To access Schlingensief’s films, click here for instructions and to request a promo code.

Anthology Recommends:
In addition to Anthology’s own online programming initiatives, we heartily recommend the following streaming options that are available throughout the digital realm:

The annual Orphan Film Symposium is taking place through Friday, May 29. This year’s edition has moved online, and is free and open to all! More information is available at https://wp.nyu.edu/orphanfilm, while programs are live-streaming here. Among the many events is a live performance entitled Deliquescence, by Anthology’s own A Clockface Orange (Genevieve HK & Rachael Guma, liquid projection) and Bradley Eros (light), with Lea Bertucci (sound). That program takes place on Thursday, May 28 at 8:30pm EST; click here to watch.

Broadcast: Alternate Meanings in Film and Video, an online exhibition of artists’ films and videos viewable exclusively on gagosian.com, employs the innate immediacy of time-based art to spark reflection on the here and now. Looking to the late 1960s – a historical moment marked by deep uncertainty, social unrest, and radical transformation – Broadcast loosely adopts famed psychologist and countercultural icon Timothy Leary’s mantra “turn on, tune in, drop out” as a guide for negotiating our present moment.

• One of Anthology’s favorite filmmakers, Danny Lyon – the subject of AFA retrospectives in 2008 and 2019, and whose film DEAR MARK we preserved in 2012 – has made the majority of his films available on his website for free! One of the finest and most enterprising of American photographers, and the author of such iconic photo-books as THE BIKERIDERS and THE DESTRUCTION OF LOWER MANHATTAN, Lyon has long devoted himself to chronicling some of the most marginalized and little-understood of American subcultures, from bikers in the Midwest and prison inmates in Texas, to Native-American communities throughout the U.S. His still under-recognized body of film work includes the extraordinary “New Mexico trilogy,” the powerful immigration-themed films EL MOJADO (1974) and EL OTRO LADO (1978), and his trilogy of family films (BORN TO FILM, TWO FATHERS, and the recent CHILDHOOD).
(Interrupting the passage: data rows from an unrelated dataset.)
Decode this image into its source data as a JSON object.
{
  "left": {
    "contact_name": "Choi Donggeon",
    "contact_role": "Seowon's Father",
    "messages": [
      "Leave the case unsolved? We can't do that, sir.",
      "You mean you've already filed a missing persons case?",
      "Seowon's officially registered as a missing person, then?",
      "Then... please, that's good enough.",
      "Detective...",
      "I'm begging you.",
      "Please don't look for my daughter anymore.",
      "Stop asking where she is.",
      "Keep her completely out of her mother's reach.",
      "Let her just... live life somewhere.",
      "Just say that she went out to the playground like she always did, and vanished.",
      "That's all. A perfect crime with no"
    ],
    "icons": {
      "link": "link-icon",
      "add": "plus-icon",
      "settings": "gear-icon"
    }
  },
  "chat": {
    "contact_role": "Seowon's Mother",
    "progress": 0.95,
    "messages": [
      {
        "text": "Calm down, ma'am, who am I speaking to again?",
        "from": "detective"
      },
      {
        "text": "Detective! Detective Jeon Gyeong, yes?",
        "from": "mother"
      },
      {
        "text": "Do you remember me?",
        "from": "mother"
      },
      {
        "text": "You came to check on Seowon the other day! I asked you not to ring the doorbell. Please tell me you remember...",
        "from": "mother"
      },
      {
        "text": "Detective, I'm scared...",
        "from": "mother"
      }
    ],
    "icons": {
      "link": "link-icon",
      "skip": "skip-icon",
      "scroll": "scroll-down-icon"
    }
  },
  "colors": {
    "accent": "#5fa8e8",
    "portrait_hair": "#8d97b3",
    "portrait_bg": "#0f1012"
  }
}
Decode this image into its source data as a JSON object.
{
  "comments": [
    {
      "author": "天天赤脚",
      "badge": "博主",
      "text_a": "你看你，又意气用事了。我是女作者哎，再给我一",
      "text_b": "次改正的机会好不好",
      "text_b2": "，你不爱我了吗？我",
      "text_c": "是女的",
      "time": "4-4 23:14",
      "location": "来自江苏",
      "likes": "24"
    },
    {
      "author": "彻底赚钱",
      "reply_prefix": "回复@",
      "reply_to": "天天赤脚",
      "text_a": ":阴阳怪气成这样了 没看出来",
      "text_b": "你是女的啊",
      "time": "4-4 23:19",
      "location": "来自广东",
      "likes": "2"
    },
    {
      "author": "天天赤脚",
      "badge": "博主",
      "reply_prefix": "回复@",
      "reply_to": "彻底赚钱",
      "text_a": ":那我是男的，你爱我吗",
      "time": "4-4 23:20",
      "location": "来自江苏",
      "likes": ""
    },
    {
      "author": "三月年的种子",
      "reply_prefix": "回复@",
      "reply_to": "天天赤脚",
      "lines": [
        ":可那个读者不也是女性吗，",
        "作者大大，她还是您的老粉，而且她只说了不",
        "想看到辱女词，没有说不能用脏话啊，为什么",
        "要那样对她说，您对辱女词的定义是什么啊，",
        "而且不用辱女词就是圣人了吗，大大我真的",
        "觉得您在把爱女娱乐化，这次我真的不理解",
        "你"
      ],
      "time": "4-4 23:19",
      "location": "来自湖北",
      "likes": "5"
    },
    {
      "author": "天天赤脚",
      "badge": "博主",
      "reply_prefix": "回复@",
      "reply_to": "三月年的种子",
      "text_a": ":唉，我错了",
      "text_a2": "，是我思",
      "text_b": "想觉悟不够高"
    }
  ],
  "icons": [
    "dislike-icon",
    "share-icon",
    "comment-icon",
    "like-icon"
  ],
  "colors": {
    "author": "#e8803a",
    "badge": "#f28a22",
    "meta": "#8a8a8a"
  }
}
• Dietrich de Velsa’s avant-garde masterpiece of hardcore gay erotic cinema, EQUATION TO AN UNKNOWN (1980) – whose theatrical re-release Anthology hosted last November – is now available for streaming, or for purchase on Blu-ray or DVD (with a wealth of special features), courtesy of film distributor Altered Innocence. Directed by the mysterious Dietrich de Velsa (aka Francis Savel/Frantz Salieri), a painter, owner of one of the first drag cabarets of Paris, and a collaborator of Joseph Losey, EQUATION TO AN UNKNOWN stands as one of the most extraordinary erotic films of all time. Click here for more info.

• Our friends at Spectacle Theater have been presenting a number of live digital streaming events each week. Get your communal microcinema fix on the Spectacle Twitch Stream.

• Our longtime partner and supporter Cinema Tropical has launched the streaming initiatives Tropical on Demand (featuring a selection of films for streaming rental or purchase) and Daily Recommendations (gathering numerous films that are available for free!).

• “Henri” is a new initiative launched by the Cinémathèque française. “Henri” features several rare films from the Cinémathèque’s collection, including works by Anthology favorites such as Jean Epstein and Pierre Clémenti, all available for free streaming!